It’s not that I took the Boston Marathon bombings any more personally than any other horrid event I’ve had pass by my from-a-distance perception – and not that I took it less personally. The image of the man in shock in the wheel chair, his legs sharply absent, his artery being held closed by one who had lost a son to war and another to suicide, insisted on staying in my mind. Disturbingly. I’m not sure I think it can be made sense of, but I found myself walking (and aware of walking, on legs and feet) uphill, and down, looking for narrative, for meaning.
Funny, this world – it’s full of Story in its own way, but not necessarily narrative when you expect it. Not necessarily even Lessons or pointers toward Meaning. I started out simply annoyed by what looked cliche and obvious. It’s spring. Life is pushing its way out of the ground, from under layers of dead and decaying leaves. You know this, right? That’s what we’re told the world is showing – that out of death comes life. Yeah, there it was and I was annoyed by it, by the impersonality of it. By the fact that the trees and plants don’t seem mind.
The tall trees are still bare in most cases and saplings still rusk and clatter with dried, dead, bleached leaves that haven’t been let go. But soon enough they’ll all flush and soften and live again. In and out, live and die. They know it just comes and goes – or they don’t know, they just are the coming and going, even until their lives themselves go from the coming and return from the going.
I don’t know. I tried too, to not look for metaphor. I just walked and remembered what I’d felt a few months ago, that that which fits me absolutely, like my own skin, is my stride. How easily that can be taken from someone.
Wandering with only a vague sense of the direction I wanted to head, I traveled mostly south and a little west. I’d thought, originally, to head for a more southern point of town and catch a bus back to the center then back home. But the closer I got to town and people, the less I wanted to do that so I headed east and away and came upon an old tower.
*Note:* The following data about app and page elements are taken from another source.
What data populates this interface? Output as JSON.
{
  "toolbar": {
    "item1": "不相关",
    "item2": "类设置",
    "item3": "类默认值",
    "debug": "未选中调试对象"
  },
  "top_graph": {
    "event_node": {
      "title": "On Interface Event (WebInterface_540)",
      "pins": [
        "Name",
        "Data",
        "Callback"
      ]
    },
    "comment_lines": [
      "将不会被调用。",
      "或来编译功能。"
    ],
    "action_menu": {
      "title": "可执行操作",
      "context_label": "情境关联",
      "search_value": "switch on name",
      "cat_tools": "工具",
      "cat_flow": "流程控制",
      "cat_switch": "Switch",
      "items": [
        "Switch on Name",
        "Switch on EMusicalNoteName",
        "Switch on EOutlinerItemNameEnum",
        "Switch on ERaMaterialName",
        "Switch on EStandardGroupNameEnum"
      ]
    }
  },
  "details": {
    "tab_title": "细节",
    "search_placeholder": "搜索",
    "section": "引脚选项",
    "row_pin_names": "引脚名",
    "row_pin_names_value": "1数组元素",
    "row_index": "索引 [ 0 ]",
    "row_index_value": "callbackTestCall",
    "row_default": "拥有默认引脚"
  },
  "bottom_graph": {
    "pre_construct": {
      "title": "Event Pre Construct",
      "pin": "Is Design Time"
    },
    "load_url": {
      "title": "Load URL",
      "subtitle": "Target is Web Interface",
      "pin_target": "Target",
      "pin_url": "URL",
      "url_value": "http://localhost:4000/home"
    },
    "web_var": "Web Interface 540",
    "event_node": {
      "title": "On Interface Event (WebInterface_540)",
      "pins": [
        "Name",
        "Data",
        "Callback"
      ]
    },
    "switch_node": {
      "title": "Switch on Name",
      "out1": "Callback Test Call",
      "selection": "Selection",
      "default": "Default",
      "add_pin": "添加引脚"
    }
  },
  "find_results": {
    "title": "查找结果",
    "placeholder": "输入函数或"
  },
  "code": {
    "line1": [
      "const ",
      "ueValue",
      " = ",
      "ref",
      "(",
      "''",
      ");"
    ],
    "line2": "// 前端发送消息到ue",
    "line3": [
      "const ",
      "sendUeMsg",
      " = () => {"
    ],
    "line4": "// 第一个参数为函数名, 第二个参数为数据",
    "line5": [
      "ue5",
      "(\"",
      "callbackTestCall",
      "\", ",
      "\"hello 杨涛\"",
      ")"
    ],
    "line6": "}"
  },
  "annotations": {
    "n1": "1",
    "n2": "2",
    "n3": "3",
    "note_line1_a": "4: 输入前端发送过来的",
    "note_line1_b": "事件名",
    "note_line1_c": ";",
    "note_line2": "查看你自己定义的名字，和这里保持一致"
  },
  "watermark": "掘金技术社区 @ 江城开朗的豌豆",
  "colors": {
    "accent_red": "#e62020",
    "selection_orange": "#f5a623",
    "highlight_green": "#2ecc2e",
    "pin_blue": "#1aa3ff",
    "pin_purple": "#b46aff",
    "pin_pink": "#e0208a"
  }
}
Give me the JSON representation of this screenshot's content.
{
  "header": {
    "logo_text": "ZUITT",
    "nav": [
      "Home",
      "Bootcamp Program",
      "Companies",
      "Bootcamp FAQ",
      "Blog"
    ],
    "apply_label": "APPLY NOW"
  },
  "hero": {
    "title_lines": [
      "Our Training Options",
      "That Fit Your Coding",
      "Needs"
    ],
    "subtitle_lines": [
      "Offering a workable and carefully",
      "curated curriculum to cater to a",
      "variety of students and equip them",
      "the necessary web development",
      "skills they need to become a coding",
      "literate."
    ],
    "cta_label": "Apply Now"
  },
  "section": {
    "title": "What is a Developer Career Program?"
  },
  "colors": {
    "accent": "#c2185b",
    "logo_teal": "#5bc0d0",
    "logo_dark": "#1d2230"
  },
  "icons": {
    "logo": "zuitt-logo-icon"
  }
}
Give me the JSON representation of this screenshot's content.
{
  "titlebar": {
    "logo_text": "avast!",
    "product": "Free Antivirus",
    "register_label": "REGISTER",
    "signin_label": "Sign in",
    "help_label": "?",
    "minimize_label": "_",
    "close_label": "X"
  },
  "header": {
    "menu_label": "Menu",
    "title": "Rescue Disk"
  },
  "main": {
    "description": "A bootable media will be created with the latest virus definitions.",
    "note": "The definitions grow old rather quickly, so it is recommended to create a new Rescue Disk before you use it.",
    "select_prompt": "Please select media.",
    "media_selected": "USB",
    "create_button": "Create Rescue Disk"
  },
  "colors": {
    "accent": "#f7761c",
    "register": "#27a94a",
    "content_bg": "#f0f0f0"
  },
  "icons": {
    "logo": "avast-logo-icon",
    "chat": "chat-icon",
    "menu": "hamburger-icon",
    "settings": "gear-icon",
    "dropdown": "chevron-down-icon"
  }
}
Two Euros and 170 steps later I stood at the top and looked at the view toward home below the rise.
The wind gusted coldly and briefly my thoughts flew outward before settling again in my mind and following the track back home with my steps.
No narrative, no metaphor, just journey outward and back, looking as I go.